If Zoella loves a mascara and no one is there to hear of it, does it really make a sale?
The Advertising Standards Authority (ASA) is today launching a project investigating whether the average person can really recognise that online ads are ads.
Over the last four years, there has been a crackdown on social media influencers such as YouTubers and Instagrammers advertising products without disclosing that they were paid to do so.
Since 2014, the ASA has required such influencers to disclose their ads with a hashtag (#ad or #spon) to avoid consumer confusion. But how many people actually know what #ad means? Does it matter if the hashtag is in a video’s title, or hidden in the thumbnail? And what about when influencers flaunt the rules or find loopholes?
“Social influencer and native advertising might be relatively new but the advertising rules haven’t changed – people shouldn’t have to play the detective to work out if they’re being advertised to,” said ASA’s chief executive Guy Parker. “That means the status of a tweet, blog, vlog, Instagram post or story should be clear.”
Parker thinks that this new investigation will allow the ASA to gauge the depth of the problem, and help them understand better how to apply their advertising rules.

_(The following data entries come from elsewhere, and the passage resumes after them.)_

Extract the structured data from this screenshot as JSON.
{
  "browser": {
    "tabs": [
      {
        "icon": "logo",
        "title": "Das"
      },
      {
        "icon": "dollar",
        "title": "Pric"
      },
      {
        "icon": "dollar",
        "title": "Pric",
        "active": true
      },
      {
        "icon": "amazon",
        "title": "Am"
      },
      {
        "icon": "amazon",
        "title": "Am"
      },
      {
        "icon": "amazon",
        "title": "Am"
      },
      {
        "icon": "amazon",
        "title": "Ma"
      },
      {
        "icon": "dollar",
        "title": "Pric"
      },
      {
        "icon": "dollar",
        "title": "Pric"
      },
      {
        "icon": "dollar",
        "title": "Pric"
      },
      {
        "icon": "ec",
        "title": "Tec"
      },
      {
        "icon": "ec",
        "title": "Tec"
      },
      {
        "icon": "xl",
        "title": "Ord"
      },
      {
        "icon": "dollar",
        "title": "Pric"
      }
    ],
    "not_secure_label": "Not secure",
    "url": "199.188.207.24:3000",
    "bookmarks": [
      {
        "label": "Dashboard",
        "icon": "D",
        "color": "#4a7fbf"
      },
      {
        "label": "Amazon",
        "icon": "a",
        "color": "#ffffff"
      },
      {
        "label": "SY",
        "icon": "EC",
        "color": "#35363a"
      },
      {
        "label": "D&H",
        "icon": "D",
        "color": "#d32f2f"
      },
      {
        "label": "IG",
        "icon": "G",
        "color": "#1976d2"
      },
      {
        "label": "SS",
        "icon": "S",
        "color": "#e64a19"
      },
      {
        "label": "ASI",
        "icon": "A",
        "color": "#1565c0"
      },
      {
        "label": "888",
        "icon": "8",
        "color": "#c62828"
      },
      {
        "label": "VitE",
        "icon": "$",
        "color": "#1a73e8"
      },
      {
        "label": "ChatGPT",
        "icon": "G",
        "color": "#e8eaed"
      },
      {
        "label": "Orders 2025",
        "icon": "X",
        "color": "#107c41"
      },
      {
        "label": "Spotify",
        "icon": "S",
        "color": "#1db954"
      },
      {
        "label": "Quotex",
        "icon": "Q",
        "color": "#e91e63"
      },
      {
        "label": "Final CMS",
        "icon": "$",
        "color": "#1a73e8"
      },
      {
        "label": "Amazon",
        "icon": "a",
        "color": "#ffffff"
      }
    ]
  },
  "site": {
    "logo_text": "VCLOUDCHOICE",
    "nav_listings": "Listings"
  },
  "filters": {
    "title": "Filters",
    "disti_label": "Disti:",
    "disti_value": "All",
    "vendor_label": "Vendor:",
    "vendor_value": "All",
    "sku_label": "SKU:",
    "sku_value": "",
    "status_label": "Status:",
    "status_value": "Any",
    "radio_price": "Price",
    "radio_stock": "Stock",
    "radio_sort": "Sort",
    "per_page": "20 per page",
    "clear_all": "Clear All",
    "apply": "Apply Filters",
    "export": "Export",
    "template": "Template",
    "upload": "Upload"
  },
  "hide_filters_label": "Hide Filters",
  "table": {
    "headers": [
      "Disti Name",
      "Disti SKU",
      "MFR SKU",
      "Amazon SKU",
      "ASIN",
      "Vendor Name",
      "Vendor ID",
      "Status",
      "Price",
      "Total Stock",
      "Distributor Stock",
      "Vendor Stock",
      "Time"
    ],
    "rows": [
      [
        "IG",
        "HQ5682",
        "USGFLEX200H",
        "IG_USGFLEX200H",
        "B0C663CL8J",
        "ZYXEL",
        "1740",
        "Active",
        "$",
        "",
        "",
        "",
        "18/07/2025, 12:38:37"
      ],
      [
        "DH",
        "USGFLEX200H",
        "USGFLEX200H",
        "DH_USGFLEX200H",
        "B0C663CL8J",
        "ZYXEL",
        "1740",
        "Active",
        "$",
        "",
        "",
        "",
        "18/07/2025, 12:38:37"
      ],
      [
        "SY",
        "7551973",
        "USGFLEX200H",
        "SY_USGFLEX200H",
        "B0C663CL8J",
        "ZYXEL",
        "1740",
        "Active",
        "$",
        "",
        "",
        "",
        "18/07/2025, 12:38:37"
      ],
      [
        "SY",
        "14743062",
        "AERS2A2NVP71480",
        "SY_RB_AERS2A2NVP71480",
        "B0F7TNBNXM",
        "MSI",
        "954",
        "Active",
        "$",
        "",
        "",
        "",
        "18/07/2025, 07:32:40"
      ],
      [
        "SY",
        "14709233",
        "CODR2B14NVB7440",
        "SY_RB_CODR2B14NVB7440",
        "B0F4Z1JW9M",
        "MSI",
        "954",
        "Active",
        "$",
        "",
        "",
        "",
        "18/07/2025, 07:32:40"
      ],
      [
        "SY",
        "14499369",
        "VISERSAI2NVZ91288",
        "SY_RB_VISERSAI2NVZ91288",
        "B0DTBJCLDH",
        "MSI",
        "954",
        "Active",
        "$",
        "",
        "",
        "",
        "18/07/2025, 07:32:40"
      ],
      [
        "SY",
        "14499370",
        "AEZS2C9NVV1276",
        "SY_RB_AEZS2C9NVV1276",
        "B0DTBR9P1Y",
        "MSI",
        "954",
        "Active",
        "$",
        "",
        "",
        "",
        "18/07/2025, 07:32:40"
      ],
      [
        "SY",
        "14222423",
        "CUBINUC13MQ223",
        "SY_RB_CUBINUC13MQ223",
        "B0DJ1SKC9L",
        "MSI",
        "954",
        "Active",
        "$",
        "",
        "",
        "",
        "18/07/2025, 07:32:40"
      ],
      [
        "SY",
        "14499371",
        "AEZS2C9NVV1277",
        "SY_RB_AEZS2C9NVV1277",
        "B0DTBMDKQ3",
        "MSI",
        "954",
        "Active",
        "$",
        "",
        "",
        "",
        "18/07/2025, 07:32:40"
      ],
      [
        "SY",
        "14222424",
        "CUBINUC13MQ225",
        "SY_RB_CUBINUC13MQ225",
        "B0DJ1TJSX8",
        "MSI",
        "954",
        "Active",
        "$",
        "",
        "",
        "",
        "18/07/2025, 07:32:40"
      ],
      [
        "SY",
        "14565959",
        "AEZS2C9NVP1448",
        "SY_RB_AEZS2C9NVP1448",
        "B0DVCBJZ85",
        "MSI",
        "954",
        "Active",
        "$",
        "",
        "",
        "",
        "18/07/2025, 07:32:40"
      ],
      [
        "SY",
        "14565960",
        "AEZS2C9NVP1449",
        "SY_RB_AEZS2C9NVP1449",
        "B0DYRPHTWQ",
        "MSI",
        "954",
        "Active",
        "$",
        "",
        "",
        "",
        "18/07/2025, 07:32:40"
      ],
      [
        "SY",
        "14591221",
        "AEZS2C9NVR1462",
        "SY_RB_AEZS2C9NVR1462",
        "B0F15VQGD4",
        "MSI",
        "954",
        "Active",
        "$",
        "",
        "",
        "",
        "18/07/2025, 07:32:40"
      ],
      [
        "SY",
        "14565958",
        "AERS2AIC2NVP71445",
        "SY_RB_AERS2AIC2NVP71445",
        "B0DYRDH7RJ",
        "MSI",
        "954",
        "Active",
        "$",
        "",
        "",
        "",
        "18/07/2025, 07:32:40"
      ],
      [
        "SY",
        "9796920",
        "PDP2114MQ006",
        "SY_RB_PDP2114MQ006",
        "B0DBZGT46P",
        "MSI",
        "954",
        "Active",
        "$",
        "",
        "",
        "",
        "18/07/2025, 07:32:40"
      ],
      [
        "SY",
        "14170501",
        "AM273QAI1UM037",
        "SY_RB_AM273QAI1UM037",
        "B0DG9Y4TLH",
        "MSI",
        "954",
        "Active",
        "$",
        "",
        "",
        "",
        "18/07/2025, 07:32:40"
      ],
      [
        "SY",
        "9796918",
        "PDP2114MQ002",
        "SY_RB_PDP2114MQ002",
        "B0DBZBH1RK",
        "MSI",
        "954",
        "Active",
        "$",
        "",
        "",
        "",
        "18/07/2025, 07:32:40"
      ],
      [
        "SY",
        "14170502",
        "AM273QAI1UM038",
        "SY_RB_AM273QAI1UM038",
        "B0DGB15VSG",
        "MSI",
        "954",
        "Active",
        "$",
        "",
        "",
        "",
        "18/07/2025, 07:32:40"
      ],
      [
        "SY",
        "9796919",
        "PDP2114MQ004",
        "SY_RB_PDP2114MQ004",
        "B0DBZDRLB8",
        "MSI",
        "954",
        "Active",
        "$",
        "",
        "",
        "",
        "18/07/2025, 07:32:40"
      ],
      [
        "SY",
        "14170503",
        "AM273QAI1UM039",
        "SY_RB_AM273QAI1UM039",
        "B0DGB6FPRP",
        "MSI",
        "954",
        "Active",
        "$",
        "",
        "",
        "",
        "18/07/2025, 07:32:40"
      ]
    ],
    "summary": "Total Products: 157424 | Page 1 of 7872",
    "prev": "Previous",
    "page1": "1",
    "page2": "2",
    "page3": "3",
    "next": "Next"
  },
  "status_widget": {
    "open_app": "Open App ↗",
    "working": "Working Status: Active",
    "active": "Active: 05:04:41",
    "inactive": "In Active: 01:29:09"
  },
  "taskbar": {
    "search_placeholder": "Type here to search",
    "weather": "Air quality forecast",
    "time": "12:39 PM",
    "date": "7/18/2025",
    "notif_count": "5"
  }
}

It’s a commenable move, and it’s thought-provoking. Just how well can you identify online ads? Take our quiz to find out: